5/24/2023 9:00 am
An Interview With Nina Banks
Wednesday, May 24: 9 - 10 AM
Penn Alexander Atrium
Nina Banks is Associate Professor of Economics and an affiliate of Women’s and Gender Studies and Critical Black Studies at Bucknell University and Visiting Fellow at the Institute on Race, Power and Political Economy at The New School. She is past president of the National Economic Association (NEA) and serves on the Board of
Directors of the Economic
Policy Institute (EPI) and
Editorial Board of The
Review of Black Political Economy. Previously she served on the board of the International Association for Feminist Economics (IAFFE). Her research makes visible the unseen work of Black and other marginalized women by developing an economics of their unpaid work and community activism against racial and ethnic disparities. Her determination to restore Black women to U.S. economic history led to the recovery of the economic thought of the first Black American economist, Sadie T.M. Alexander.
Professor Banks is the founder and past organizer of the annual Freedom and Justice conference of the National Economic Association (NEA), the American Society of Hispanic Economists (ASHE), and the Association for Economic Research of Indigenous Peoples (AERIP). The social justice conference brings together a small group of scholars who are dedicated to finding solutions to the pressing economic problems facing racialized communities.
Professor Banks holds a doctorate in Economics from the University of Massachusetts Amherst and a bachelor’s degree in Economics and Social History from Hood College. In addition to Democracy, Race, and Justice: The Speeches and Writings of Sadie T. M. Alexander, Professor Banks has three other books under contract including a biography of Sadie Alexander. Her research has been featured in popular media outlets that include NPR, the Economist, the New York Times, SiriusXM's Urban View, the Financial Times’ Alphachat podcast, the Wall Street Journal’s Future of Everything Festival, and the State of Working America podcast.

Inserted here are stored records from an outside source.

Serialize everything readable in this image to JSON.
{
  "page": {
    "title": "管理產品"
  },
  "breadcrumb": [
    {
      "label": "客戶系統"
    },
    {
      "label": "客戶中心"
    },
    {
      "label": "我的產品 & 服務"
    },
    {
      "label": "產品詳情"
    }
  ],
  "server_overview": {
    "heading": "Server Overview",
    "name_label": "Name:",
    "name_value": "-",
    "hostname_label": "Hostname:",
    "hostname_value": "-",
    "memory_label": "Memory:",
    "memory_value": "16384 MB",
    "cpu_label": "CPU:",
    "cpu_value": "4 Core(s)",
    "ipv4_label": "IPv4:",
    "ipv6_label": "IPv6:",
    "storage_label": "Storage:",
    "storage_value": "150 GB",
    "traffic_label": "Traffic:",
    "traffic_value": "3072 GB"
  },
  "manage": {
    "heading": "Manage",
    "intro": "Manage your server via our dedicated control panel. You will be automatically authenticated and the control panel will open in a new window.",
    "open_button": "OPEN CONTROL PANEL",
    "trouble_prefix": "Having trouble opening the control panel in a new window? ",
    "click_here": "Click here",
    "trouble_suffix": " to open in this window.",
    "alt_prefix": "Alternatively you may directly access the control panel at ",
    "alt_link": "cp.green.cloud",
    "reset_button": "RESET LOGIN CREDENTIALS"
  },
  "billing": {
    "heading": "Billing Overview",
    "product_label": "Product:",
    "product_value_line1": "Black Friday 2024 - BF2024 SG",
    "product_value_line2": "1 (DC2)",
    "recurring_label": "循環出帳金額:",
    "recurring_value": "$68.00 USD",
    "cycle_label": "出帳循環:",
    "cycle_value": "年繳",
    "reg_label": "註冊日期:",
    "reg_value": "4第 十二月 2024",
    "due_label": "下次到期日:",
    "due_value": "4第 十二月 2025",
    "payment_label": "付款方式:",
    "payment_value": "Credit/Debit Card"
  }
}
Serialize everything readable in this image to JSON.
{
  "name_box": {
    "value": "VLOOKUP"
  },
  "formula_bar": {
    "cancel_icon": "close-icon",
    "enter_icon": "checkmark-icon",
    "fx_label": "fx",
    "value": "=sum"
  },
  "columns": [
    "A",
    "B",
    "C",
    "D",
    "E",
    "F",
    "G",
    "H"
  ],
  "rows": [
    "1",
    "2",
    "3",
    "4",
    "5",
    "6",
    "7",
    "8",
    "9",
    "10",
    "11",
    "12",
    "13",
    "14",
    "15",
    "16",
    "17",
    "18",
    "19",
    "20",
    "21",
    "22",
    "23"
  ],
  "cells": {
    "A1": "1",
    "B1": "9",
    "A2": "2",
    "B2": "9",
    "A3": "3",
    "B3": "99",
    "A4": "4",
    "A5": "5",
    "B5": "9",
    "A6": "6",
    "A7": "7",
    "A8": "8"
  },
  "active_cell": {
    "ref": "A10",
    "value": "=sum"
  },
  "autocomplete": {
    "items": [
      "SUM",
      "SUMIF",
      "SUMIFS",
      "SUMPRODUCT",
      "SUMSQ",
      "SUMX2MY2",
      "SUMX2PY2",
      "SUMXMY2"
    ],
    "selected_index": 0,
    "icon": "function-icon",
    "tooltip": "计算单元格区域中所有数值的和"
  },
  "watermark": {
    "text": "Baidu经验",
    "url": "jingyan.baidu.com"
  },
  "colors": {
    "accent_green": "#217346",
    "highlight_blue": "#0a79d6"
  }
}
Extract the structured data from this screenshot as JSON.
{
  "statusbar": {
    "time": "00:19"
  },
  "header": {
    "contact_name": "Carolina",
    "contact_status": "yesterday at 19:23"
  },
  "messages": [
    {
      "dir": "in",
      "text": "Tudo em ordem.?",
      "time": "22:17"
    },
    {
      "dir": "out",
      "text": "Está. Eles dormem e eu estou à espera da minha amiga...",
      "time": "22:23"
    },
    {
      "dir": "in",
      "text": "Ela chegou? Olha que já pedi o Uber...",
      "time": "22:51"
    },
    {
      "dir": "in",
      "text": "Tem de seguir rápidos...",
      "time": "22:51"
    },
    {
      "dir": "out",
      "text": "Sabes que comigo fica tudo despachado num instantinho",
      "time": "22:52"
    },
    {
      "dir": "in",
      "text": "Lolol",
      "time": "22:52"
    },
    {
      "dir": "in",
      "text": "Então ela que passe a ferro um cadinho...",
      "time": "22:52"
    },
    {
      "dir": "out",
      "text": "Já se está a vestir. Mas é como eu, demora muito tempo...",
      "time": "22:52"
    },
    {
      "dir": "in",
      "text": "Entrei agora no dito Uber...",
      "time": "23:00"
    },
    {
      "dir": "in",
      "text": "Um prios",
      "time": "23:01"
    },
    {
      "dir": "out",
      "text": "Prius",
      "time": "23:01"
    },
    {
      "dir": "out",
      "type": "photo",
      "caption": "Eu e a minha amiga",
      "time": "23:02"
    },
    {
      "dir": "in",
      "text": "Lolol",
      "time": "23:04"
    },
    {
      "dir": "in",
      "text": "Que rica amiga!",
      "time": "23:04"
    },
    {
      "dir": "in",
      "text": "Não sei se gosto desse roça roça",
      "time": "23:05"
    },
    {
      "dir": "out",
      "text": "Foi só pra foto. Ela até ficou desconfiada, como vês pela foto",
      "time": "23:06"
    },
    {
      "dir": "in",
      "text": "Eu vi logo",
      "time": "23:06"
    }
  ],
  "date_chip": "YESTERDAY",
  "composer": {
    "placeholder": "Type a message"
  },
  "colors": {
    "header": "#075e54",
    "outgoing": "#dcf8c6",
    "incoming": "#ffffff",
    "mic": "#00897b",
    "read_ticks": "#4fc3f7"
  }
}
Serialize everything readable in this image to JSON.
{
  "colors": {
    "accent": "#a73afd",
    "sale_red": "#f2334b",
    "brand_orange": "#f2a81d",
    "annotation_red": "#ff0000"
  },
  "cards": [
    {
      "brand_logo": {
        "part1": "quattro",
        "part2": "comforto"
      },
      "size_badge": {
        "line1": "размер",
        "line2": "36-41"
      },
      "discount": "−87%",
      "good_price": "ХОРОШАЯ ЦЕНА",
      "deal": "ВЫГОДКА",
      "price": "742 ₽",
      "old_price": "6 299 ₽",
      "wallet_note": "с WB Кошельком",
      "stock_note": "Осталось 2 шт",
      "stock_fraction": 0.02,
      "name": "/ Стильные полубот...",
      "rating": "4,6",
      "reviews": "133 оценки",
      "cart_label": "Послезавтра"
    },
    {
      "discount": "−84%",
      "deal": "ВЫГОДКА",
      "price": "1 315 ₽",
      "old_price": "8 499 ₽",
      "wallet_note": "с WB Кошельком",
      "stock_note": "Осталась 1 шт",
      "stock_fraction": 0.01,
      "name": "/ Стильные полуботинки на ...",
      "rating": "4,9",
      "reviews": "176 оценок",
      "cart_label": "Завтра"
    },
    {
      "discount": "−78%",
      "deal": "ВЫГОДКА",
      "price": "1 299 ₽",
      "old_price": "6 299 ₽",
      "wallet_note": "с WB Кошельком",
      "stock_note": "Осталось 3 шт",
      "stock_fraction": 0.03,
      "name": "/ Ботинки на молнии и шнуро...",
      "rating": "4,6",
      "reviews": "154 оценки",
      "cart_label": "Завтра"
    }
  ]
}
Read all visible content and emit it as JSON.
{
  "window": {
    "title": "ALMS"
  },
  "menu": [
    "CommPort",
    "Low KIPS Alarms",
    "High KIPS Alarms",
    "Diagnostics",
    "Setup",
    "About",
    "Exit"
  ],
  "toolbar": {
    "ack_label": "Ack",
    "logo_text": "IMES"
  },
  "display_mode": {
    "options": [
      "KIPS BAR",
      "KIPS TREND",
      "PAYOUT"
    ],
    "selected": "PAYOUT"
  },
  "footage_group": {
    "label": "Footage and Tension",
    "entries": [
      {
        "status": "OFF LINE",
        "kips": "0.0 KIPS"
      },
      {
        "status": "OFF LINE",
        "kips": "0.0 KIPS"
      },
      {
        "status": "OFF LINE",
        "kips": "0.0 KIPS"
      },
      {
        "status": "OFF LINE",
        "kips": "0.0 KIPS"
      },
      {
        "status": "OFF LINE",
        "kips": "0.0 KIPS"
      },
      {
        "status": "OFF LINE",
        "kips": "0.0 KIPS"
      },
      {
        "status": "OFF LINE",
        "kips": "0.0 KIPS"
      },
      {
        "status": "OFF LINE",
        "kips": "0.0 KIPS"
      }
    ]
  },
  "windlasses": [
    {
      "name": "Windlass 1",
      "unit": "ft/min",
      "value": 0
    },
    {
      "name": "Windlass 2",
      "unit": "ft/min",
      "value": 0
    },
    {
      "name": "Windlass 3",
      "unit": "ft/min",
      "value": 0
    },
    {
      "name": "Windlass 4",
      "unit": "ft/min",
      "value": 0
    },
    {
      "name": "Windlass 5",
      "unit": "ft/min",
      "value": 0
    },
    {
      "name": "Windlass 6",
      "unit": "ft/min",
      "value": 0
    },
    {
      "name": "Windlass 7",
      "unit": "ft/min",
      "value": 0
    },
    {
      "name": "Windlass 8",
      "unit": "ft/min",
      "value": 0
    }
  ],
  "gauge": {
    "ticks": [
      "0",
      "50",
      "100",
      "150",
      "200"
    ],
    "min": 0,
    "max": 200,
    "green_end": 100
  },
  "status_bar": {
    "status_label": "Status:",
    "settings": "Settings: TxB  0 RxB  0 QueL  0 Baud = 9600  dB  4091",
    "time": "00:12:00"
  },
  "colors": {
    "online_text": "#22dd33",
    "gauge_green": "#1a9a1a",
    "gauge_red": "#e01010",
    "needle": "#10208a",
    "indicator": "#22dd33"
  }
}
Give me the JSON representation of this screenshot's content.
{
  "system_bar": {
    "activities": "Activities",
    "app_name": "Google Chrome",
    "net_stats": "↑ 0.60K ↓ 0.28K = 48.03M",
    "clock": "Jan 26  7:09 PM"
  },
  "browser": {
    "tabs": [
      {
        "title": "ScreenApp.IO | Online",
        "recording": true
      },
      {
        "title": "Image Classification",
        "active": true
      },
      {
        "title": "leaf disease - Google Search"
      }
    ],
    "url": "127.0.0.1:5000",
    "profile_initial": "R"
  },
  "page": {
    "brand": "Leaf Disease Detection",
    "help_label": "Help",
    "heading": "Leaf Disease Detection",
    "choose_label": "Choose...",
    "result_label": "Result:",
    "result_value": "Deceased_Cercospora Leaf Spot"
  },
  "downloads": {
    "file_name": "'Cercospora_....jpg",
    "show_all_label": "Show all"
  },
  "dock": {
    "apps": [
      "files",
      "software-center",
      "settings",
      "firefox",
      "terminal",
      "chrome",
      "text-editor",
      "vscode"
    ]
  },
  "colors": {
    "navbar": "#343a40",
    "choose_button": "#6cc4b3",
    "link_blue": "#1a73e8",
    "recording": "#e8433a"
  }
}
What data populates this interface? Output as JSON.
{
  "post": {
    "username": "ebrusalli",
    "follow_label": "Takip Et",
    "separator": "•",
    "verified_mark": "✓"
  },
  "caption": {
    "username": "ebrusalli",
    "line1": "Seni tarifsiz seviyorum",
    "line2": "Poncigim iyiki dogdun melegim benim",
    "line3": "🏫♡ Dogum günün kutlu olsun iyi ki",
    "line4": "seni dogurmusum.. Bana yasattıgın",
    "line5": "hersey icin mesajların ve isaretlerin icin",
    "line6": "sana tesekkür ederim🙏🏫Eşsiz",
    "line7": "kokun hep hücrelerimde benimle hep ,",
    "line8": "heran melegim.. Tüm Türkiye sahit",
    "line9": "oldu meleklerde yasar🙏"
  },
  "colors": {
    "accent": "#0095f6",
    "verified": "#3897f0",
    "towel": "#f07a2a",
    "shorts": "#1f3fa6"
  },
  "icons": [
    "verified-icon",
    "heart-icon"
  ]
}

Read more about her at the American Economic Association and the New York Times.